**EXERCISE DIRECTIONS:** Please count, in the material below, each line containing "this", and report only the number.
######
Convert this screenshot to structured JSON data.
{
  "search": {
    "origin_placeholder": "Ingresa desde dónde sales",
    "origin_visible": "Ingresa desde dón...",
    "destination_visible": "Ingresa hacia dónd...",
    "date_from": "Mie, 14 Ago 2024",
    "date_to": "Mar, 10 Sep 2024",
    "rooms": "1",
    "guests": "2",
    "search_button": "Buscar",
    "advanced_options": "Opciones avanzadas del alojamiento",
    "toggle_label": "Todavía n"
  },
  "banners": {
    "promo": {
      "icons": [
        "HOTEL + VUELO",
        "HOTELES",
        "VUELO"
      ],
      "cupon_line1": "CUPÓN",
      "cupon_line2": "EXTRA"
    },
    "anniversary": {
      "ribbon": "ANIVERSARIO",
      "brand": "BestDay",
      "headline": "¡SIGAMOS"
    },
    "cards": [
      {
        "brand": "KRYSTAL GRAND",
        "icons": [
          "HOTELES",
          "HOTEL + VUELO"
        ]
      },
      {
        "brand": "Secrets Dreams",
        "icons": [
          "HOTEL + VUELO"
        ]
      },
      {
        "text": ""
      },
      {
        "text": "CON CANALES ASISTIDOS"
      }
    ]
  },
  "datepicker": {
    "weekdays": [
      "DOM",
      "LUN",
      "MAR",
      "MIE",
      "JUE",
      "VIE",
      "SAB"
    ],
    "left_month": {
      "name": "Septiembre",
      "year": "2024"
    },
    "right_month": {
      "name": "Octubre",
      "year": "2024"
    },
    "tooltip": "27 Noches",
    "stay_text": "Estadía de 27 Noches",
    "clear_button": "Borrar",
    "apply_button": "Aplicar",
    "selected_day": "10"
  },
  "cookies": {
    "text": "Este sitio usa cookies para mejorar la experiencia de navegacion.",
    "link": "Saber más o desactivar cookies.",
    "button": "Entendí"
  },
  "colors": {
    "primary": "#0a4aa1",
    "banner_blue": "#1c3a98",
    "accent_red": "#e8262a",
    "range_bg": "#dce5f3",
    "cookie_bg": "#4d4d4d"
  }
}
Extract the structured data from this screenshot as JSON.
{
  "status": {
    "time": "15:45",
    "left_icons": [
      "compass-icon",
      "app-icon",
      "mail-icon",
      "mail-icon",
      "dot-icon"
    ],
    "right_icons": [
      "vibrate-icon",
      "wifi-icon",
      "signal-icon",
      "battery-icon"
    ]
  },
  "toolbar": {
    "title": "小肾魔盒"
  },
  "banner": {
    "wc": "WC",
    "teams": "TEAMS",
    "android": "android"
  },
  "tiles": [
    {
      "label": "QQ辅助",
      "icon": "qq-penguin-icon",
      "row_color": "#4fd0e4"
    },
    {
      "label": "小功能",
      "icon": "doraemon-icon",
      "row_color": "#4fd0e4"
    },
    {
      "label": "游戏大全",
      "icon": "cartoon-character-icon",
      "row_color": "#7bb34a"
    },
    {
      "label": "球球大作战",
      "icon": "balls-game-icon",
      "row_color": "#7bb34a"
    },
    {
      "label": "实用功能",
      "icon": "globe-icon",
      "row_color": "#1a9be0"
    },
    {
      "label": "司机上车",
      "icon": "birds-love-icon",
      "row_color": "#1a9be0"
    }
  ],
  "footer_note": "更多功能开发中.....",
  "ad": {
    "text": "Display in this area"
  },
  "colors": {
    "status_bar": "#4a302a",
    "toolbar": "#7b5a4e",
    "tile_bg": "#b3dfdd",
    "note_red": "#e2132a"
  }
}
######
**TASK RESULT:** 3